■ Aim of the exercise
Which lines of the data below contain "Clear"? Please show them all.

Records drawn from a dataset
● ● ● ●

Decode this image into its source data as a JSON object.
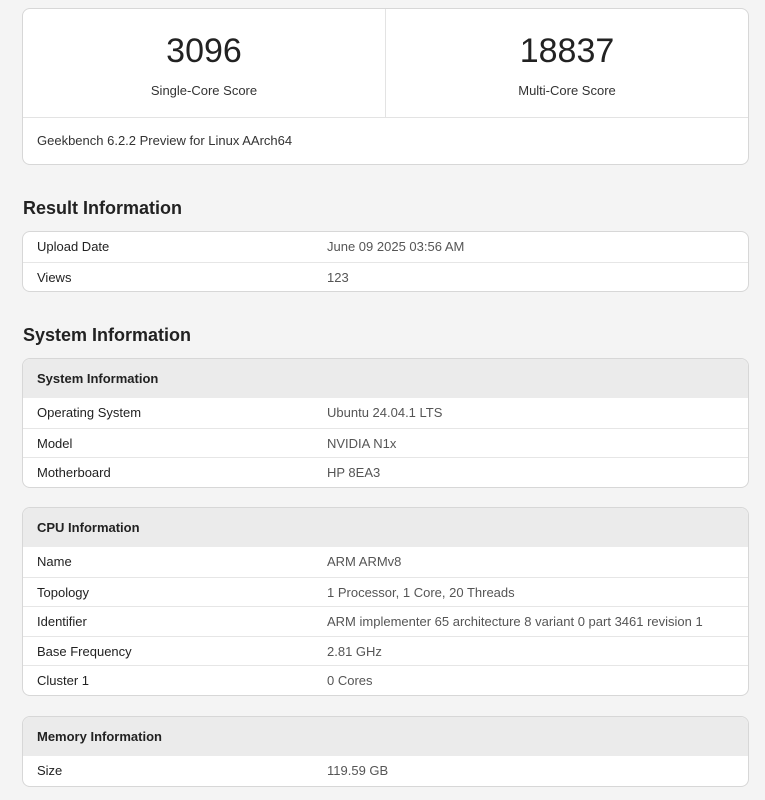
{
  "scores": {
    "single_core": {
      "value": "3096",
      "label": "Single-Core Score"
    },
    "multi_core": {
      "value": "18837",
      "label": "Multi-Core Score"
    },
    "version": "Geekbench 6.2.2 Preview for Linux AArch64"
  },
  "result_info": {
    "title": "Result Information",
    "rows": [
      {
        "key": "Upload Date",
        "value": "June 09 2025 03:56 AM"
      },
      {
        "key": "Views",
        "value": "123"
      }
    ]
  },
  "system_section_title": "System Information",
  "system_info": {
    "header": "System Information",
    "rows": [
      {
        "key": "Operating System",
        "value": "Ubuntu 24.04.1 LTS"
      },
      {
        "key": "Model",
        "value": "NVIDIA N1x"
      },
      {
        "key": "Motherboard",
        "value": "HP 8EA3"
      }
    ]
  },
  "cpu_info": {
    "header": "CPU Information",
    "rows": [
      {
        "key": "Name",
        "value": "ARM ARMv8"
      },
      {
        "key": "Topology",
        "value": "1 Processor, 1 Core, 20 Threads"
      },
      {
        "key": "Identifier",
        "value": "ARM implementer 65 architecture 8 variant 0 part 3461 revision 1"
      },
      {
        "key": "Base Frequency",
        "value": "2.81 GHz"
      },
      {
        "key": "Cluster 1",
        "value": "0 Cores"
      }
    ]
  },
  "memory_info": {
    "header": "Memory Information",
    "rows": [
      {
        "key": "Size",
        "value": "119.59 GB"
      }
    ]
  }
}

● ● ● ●

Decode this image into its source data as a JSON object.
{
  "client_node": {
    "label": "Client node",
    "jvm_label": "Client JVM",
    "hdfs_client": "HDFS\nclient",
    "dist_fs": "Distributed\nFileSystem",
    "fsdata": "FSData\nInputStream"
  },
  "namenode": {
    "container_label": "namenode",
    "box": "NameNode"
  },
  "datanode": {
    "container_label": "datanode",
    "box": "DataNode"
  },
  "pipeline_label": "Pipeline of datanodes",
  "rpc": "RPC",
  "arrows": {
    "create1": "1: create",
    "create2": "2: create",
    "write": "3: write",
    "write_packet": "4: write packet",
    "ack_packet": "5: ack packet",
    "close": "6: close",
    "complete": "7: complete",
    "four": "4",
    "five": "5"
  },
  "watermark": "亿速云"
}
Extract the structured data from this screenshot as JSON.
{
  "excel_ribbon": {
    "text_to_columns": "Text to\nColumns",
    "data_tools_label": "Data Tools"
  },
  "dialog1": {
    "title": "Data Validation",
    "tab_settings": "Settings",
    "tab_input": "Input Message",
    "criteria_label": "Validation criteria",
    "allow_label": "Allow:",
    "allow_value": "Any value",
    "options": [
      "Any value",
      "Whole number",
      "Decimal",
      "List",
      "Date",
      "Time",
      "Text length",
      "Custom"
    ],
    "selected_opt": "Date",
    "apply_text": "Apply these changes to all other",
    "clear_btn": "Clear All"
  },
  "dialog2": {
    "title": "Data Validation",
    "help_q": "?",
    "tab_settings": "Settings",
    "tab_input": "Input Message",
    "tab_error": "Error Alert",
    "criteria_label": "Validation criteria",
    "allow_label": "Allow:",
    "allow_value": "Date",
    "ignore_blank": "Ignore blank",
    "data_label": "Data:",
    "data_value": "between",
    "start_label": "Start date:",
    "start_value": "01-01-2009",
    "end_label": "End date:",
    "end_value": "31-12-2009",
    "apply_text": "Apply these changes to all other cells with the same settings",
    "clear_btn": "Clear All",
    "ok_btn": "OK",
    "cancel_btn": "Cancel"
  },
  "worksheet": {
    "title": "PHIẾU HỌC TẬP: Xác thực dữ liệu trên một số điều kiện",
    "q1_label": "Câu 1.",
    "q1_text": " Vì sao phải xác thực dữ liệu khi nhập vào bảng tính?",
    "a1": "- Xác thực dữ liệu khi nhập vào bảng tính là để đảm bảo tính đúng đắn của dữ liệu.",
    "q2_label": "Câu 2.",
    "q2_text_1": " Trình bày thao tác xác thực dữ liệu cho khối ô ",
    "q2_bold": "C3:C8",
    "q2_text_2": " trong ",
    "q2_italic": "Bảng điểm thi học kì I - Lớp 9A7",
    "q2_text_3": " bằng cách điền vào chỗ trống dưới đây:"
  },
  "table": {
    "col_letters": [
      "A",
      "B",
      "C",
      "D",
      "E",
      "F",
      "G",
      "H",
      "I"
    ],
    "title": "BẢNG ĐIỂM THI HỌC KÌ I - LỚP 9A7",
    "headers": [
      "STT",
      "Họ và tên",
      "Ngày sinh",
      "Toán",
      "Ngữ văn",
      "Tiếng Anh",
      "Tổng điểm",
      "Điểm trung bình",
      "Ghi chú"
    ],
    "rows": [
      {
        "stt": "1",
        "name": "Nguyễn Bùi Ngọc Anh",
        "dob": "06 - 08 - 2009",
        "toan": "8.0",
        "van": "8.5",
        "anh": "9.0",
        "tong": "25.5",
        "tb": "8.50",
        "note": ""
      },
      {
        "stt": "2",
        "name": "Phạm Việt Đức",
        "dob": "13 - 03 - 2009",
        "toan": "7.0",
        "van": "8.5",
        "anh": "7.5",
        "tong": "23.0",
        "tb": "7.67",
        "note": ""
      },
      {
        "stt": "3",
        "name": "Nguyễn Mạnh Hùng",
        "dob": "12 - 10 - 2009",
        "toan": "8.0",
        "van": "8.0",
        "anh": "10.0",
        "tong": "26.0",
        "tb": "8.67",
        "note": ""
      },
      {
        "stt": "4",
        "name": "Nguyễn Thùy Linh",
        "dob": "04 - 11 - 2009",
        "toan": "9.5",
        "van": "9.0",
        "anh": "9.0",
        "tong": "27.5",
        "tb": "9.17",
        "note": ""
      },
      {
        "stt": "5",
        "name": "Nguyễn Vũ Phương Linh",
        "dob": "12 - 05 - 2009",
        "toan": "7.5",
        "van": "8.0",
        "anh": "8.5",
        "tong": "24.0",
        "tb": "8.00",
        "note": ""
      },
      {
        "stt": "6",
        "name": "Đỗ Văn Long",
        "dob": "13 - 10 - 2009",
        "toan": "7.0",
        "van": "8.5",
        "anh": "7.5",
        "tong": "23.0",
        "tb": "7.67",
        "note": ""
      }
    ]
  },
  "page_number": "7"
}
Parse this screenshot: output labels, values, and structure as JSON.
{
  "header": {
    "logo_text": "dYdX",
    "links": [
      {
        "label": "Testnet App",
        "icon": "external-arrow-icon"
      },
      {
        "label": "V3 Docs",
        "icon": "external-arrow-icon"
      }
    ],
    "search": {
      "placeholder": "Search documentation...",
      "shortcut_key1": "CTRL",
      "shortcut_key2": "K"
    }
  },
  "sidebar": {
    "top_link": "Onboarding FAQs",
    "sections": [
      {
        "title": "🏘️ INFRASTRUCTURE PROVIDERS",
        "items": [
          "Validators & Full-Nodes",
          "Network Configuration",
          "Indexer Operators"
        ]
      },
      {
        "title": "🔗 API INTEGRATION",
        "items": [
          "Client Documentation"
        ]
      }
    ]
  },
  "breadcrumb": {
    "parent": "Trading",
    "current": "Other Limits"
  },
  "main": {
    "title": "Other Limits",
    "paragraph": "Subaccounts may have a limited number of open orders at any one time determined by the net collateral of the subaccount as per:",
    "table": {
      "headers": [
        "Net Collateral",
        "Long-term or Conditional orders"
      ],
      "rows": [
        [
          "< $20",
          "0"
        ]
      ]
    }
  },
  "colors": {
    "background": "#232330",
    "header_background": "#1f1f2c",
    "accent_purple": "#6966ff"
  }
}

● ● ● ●

■ Solution
    "clear_btn": "Clear All"
    "clear_btn": "Clear All",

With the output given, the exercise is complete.